- **GOAL OF THE EXERCISE**:
Return only the number of lines in the entries below that hold the word "face".

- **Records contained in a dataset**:
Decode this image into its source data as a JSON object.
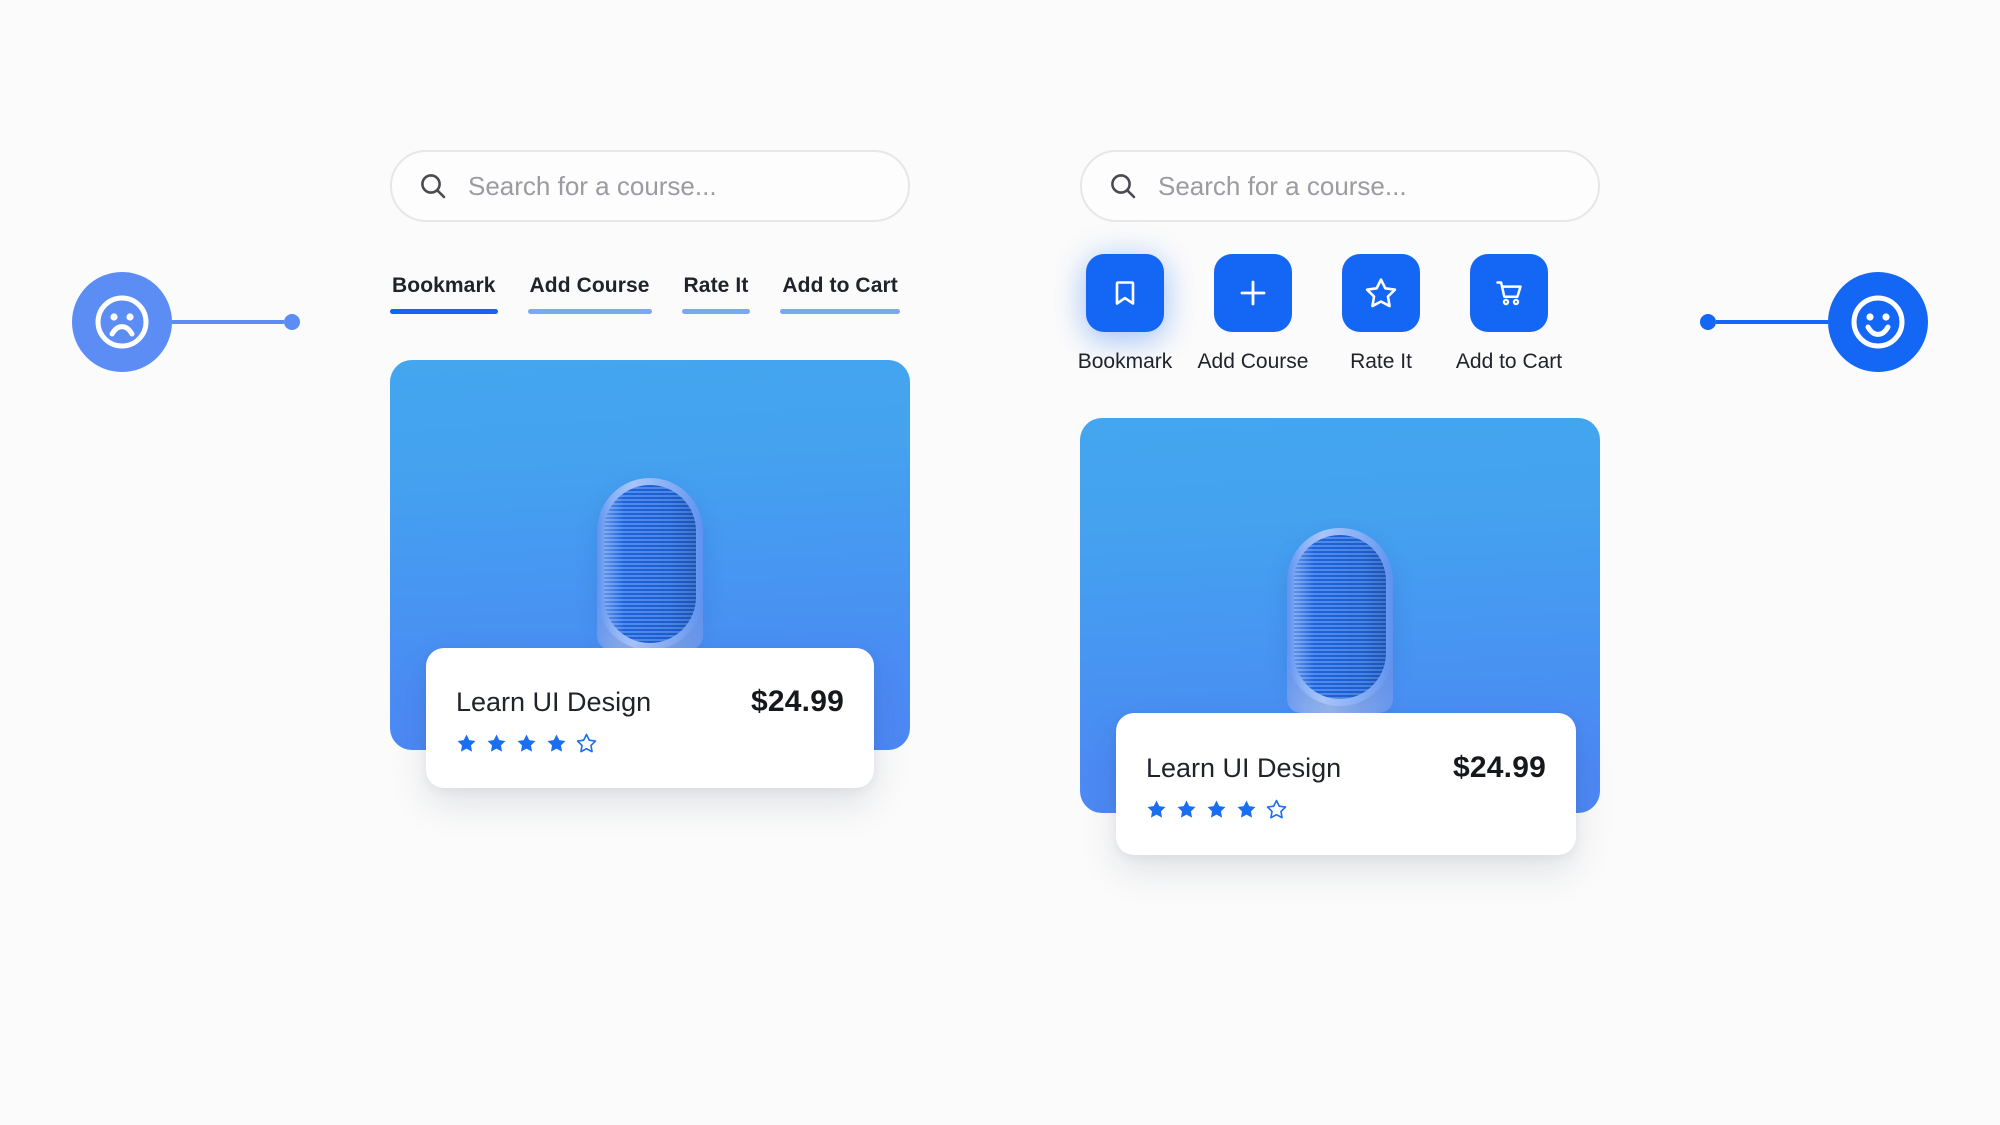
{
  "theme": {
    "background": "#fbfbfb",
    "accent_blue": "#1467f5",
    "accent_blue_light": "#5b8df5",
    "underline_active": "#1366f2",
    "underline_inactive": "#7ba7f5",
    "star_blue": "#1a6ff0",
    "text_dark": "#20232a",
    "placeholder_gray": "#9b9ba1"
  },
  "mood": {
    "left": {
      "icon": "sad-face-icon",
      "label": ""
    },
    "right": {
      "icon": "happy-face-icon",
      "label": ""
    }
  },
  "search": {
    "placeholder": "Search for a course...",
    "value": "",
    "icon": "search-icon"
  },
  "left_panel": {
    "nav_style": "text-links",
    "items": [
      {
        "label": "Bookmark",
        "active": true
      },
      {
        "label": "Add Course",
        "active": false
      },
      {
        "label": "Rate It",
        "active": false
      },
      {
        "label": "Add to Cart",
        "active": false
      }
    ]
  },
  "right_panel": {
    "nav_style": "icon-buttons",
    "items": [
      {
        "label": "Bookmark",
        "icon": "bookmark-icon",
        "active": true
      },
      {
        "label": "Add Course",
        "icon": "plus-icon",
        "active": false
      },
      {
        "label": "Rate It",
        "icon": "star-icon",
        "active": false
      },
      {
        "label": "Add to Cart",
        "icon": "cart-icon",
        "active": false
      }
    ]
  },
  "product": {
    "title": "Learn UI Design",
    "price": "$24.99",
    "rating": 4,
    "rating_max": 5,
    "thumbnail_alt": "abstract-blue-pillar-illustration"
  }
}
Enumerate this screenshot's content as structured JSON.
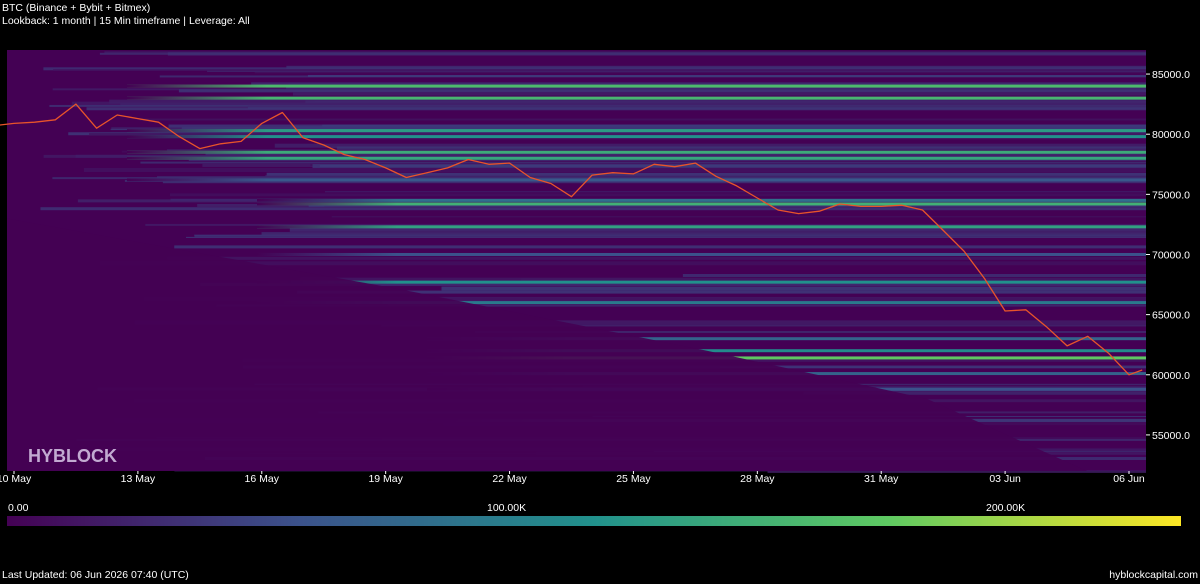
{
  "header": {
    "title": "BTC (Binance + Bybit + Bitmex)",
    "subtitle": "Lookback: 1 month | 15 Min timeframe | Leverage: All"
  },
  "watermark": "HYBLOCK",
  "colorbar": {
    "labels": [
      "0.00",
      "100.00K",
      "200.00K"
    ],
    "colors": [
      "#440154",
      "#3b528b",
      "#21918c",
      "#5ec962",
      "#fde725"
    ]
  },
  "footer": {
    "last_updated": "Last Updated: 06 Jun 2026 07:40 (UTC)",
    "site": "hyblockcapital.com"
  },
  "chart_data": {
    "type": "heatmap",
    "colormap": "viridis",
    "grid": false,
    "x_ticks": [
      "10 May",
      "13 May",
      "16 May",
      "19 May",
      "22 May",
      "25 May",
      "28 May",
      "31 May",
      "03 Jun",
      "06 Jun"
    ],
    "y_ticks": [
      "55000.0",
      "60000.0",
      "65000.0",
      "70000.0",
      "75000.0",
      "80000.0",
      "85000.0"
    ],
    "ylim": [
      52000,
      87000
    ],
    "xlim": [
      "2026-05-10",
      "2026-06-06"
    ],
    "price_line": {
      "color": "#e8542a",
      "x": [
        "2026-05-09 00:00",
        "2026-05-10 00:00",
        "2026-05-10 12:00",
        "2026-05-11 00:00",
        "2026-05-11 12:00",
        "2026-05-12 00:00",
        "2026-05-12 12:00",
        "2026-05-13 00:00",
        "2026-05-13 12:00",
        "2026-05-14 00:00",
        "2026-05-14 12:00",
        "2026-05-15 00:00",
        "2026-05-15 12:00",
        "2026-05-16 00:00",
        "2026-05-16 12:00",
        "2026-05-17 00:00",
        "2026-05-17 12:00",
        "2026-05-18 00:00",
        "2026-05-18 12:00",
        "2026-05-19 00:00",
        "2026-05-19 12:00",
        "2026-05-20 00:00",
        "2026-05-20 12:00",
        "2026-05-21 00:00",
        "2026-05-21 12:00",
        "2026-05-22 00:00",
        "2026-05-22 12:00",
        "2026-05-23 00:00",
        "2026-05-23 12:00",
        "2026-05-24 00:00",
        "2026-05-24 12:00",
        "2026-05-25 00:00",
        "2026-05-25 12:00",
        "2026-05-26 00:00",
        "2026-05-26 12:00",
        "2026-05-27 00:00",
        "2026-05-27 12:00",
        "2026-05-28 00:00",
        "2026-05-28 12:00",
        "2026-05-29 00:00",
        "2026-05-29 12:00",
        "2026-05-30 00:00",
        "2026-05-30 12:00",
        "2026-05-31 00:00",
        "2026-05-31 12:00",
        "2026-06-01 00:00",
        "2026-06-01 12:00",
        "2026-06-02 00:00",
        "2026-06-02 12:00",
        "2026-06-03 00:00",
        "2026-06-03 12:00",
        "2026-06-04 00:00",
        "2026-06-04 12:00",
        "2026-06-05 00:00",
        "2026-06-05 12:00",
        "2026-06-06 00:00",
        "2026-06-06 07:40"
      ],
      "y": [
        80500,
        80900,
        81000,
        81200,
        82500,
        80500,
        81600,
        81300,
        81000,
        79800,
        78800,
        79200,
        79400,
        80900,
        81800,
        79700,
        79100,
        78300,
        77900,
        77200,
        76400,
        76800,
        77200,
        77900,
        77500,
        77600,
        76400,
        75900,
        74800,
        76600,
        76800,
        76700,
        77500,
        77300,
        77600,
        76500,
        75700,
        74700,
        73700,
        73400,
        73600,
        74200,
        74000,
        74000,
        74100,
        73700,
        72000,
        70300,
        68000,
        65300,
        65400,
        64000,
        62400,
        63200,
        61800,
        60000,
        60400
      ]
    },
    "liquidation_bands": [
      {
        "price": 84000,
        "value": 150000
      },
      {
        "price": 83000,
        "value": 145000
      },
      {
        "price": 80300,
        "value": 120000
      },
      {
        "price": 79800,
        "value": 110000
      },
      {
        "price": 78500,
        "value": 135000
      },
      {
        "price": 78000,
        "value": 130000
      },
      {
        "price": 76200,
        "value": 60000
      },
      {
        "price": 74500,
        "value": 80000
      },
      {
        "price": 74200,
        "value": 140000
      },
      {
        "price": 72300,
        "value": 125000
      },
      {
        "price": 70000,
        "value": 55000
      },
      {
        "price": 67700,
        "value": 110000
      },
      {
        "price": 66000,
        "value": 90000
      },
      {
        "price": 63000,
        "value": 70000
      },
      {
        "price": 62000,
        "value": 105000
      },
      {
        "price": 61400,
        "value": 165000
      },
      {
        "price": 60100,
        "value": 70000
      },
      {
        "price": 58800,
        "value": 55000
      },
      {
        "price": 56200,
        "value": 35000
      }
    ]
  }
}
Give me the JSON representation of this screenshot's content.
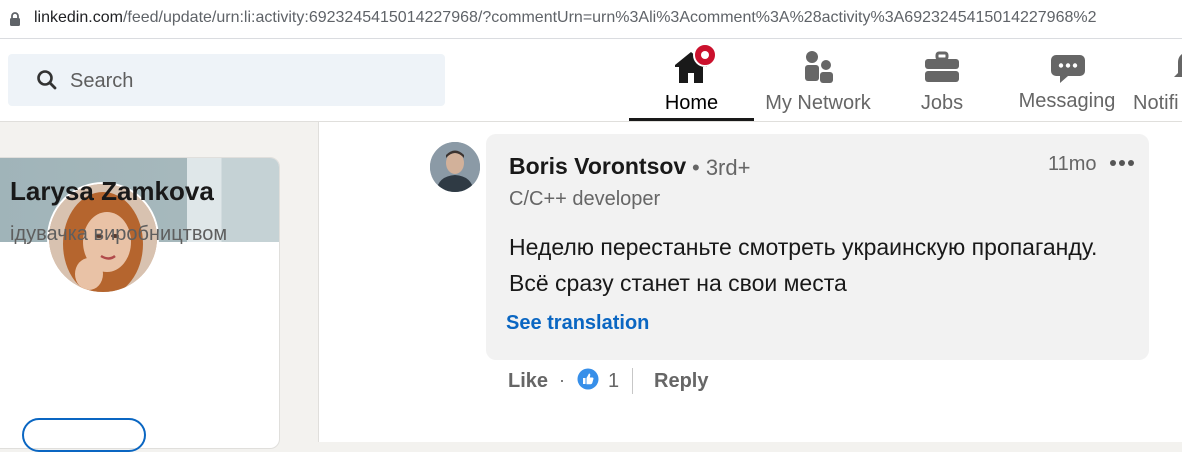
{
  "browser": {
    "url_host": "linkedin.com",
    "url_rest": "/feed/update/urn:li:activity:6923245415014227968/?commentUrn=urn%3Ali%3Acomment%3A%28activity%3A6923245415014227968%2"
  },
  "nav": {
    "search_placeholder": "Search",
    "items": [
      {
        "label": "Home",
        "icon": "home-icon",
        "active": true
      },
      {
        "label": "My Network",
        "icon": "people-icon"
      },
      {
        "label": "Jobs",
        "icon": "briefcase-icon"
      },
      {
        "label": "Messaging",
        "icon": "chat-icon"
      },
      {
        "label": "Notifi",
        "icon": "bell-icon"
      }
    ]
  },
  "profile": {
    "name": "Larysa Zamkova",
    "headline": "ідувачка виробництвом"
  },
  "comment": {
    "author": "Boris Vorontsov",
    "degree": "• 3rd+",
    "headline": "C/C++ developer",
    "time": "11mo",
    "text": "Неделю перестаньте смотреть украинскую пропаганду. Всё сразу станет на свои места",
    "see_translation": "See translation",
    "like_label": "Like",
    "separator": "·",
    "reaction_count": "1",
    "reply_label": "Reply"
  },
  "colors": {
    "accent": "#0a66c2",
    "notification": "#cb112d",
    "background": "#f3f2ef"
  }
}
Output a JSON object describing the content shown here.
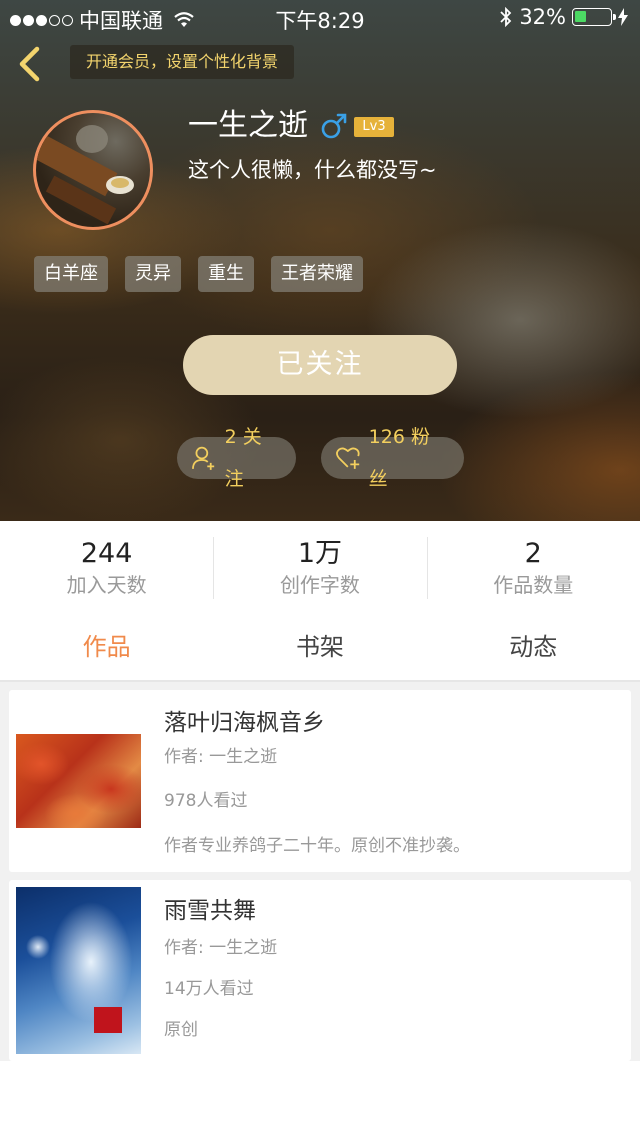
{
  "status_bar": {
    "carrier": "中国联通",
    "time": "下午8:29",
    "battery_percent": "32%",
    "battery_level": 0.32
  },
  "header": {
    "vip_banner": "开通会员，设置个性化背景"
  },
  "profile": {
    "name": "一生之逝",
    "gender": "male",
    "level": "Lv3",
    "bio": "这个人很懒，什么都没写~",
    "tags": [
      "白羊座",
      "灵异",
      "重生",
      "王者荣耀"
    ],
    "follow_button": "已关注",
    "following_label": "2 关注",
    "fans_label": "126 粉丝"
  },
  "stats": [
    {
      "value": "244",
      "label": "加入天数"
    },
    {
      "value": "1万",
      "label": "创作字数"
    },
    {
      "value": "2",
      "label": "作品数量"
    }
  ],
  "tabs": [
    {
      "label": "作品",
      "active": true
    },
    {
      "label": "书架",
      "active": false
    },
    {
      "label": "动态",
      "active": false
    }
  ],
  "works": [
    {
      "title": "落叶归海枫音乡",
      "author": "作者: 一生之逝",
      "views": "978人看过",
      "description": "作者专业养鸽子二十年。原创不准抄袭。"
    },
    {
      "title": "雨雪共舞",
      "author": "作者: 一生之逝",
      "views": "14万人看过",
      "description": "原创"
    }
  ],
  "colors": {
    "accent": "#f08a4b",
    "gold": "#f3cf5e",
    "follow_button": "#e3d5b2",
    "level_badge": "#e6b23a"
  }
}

- **WRITTEN SOLUTION**:
2